What You Need to Know About a Tampa DUI

Were you recently arrested for driving under the influence (DUI) in Tampa, or anywhere else in Hillsborough County? If so, you probably have a lot of questions about the consequences of a DUI conviction, and that is completely understandable! In order to shed light on the subject, we are going to discuss what you need to know about a Florida DUI. If you have further questions, feel free to contact our firm for a free consultation.

1. You can get a DUI with a BAL under .08%.
Most Florida drivers are aware that they can get a DUI if they are caught driving with a blood alcohol level (BAL) of .08% or more under Florida’s DUI laws. However, what a lot of people don’t realize is that under Section 316.193(a), a person can also get a DUI if they drive under the influence of any amount of alcohol or drugs and their normal faculties are impaired. This means, it is possible to get a DUI, even if you are below the .08% legal limit.

2. You can get a DUI without driving.
Under Section 316.193(2), you can get a DUI if you are under the influence of alcohol, drugs, or a chemical substance and you are under “actual physical control” of a vehicle within the state of Florida. Meaning, if you’re in actual physical control of a vehicle while under the influence, you can still get a DUI.

What does “actual physical control” mean? It means that you were in control of the vehicle. For instance, if you climbed into your car on a cool December night after leaving a bar, put the keys in the ignition so you could run the heater as you slept and sobered up, you could be arrested for DUI because you were in “actual physical control” of the vehicle while legally intoxicated. Unfortunately, it doesn’t matter that you had no intention of driving anywhere.

In the future, if you decide to sleep in your car after enjoying several drinks, it’s better not to sit in the front seat. If you have to sleep in your car, it’s better to lay in the backseat and to not have the keys anywhere near the ignition, let alone the front of the car!

3. Blood and breath tests are not the same.
People are often confused by blood and breath tests. Are they the same? Should you choose one over the other? If you are arrested for DUI and asked to submit to a chemical test (blood or breath), you will be given the opportunity to choose between the two types of tests.

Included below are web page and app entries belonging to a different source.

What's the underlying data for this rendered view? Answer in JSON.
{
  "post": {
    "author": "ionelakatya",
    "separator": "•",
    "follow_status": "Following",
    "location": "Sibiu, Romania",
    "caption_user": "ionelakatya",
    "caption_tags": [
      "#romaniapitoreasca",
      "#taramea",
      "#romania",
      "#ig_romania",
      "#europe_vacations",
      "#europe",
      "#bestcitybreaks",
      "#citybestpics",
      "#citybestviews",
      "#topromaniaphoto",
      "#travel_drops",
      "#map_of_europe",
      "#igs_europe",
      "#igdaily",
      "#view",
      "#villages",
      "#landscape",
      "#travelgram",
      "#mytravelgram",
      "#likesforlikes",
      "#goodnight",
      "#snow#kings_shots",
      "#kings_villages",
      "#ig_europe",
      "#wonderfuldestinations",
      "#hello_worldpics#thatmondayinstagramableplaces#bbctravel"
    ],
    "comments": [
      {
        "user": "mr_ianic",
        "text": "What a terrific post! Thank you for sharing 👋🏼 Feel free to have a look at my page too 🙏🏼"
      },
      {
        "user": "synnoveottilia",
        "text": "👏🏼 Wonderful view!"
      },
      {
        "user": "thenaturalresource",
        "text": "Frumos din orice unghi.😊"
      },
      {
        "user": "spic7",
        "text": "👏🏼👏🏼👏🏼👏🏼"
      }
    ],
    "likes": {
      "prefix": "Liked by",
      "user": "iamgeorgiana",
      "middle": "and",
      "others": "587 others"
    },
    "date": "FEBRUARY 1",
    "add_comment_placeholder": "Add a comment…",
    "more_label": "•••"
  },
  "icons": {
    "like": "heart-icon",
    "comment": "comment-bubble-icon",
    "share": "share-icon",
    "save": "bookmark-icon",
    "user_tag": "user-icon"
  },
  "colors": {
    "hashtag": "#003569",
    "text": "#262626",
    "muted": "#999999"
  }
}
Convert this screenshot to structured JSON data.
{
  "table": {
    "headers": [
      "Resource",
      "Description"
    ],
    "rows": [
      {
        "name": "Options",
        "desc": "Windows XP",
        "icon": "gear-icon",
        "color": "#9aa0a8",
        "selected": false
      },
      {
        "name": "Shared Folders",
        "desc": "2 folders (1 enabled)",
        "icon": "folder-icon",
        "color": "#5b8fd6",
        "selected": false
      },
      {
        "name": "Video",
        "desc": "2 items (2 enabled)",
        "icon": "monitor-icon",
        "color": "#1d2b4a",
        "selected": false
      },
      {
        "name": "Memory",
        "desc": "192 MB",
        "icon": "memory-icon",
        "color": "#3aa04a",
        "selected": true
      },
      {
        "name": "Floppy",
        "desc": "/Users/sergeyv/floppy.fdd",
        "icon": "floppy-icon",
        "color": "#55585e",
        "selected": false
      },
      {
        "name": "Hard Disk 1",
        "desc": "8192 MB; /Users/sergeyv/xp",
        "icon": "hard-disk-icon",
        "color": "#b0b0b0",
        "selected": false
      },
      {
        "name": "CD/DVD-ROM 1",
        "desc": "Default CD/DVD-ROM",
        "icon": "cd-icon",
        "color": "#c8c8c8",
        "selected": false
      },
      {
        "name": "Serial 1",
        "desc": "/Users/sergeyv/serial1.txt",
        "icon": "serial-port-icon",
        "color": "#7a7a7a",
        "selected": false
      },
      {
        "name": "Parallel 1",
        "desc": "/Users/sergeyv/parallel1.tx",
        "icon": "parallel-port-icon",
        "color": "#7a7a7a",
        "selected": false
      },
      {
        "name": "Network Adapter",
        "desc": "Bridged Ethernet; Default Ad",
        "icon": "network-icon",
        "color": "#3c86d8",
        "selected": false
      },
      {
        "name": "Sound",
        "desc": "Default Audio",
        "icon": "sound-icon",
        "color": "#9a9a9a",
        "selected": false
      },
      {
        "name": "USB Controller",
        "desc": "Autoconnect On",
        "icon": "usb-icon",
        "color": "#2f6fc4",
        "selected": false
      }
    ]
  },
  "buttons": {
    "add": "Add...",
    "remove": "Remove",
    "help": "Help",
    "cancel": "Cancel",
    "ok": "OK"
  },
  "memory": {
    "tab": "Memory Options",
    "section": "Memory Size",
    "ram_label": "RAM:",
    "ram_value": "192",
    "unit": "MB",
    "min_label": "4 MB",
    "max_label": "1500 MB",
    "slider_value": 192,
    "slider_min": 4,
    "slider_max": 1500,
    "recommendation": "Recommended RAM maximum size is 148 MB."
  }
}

If you’ve had little to nothing to drink and you’re confident that your BAL is well below the .08% limit, we recommend a blood test because they are more accurate than breath tests. On the other hand, if your BAL may be at or above the legal limit, you should choose the breath test over the blood test because these are more susceptible to error and thus are easier to challenge.

4. If you refuse a chemical test, your license will be suspended.
Like other states, Florida has enacted an implied consent law, which means that once you receive a Florida license, you agree to consent to a chemical test (breath, blood, or urine) when a law enforcement officer asks you to take one because they suspect you’re driving under the influence.

If you are asked to take a chemical test during a DUI stop and you refuse, your driver’s license will be automatically suspended, even if you had nothing to drink. On a first refusal, your license will be automatically suspended for one year. For a second or subsequent refusal, the suspension period is 18 months.

In Florida, if your license has been previously suspended for refusing a chemical test, you commit a misdemeanor offense under Section 316.1939 of the Florida Statutes.

We are only scratching the surface in regards to a Florida DUI. To learn more about the consequences of a conviction, contact the Tampa DUI defense attorneys at Thomas & Paulk, P.A.